Data provided —
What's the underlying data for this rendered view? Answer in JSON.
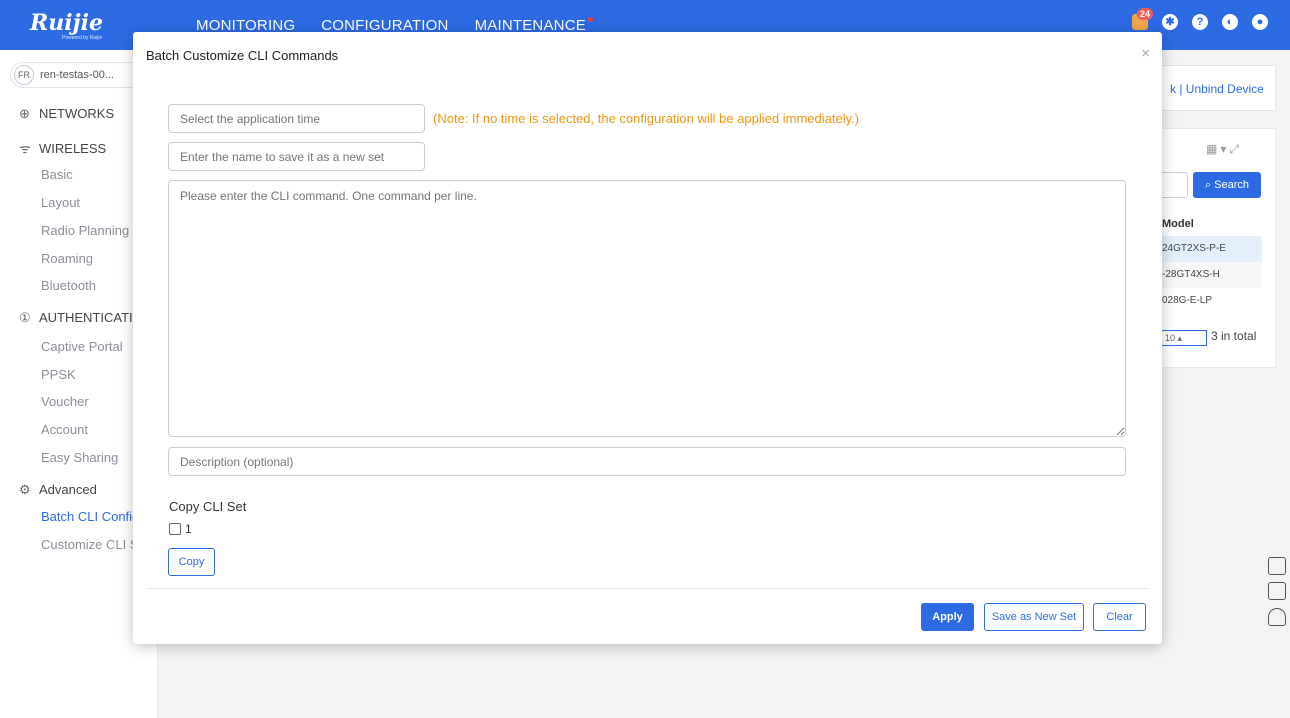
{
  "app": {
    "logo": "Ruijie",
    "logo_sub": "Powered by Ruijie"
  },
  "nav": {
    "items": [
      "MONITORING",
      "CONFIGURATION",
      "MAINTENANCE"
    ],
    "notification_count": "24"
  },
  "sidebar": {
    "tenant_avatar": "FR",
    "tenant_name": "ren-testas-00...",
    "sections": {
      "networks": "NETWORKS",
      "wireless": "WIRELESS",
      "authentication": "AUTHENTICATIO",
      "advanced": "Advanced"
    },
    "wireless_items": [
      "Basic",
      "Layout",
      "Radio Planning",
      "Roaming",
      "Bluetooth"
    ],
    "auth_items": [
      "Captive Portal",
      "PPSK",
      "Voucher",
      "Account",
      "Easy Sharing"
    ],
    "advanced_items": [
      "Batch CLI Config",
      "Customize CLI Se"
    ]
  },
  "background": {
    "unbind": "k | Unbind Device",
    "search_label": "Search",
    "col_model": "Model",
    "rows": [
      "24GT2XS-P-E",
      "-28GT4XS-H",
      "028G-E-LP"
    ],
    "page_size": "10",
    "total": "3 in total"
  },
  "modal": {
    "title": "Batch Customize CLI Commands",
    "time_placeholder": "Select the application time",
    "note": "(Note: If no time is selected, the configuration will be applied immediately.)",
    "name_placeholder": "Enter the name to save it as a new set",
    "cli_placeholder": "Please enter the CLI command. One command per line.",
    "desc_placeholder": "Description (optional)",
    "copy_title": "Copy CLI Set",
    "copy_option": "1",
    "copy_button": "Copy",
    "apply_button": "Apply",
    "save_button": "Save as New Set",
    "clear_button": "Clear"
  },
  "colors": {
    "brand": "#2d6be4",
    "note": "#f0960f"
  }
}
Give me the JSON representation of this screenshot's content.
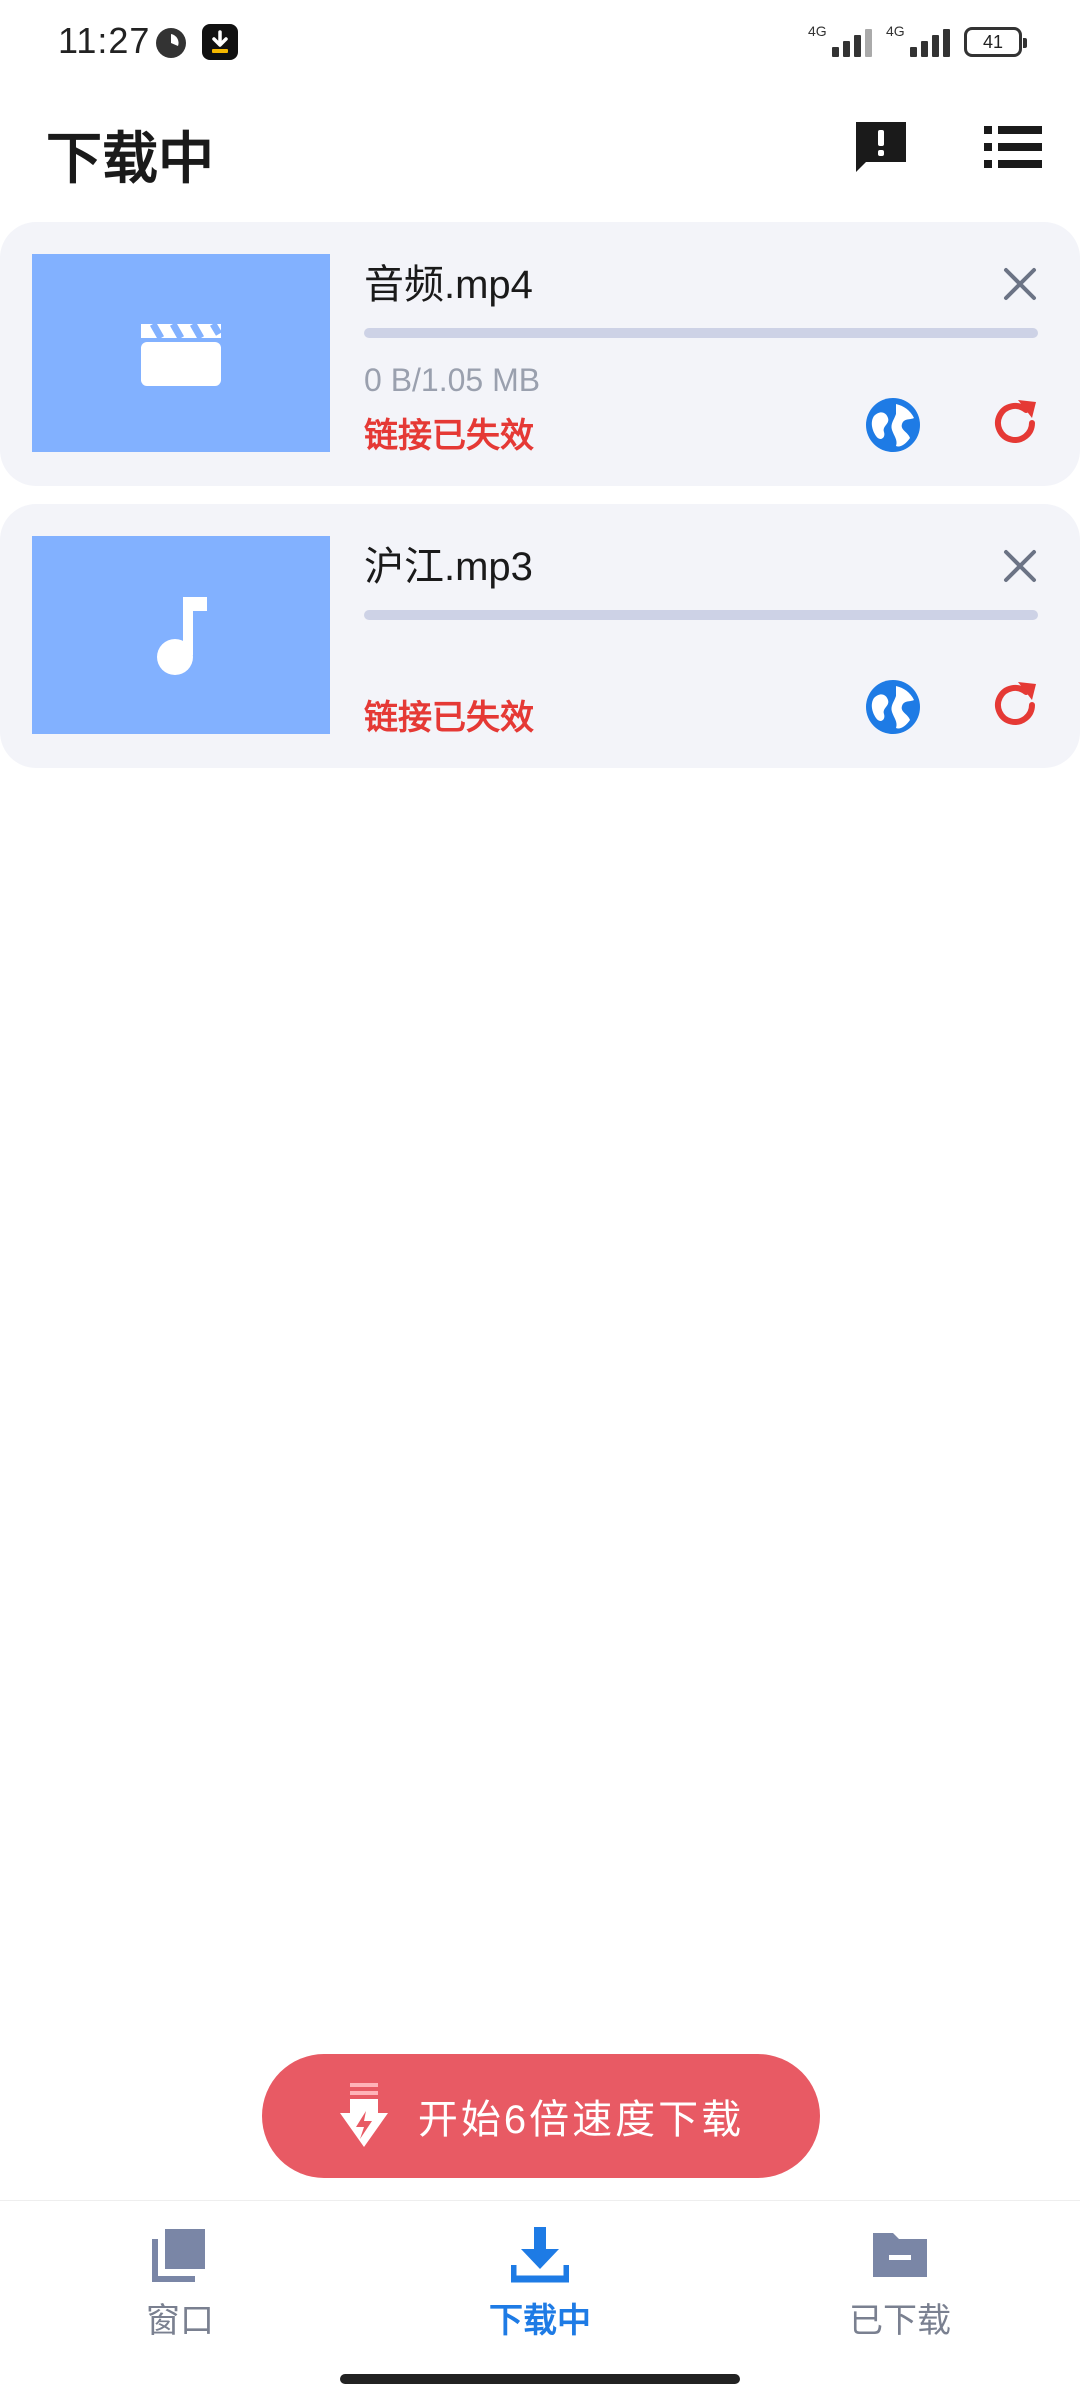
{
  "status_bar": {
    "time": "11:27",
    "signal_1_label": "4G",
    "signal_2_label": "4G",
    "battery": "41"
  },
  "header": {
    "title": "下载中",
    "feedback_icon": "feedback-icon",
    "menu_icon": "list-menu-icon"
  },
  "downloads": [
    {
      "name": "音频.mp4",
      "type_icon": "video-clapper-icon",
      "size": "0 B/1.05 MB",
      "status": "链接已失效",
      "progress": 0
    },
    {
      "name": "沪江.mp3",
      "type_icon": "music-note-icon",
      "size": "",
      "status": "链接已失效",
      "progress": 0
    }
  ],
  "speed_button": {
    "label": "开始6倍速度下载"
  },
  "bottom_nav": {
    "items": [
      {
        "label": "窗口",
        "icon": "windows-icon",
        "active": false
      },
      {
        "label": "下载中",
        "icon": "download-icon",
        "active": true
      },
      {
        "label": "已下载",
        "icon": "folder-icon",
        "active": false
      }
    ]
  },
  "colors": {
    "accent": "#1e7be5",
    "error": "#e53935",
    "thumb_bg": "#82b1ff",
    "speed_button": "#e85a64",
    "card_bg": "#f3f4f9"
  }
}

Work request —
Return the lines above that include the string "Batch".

Exercise result —
      "Batch CLI Config",
    "title": "Batch Customize CLI Commands",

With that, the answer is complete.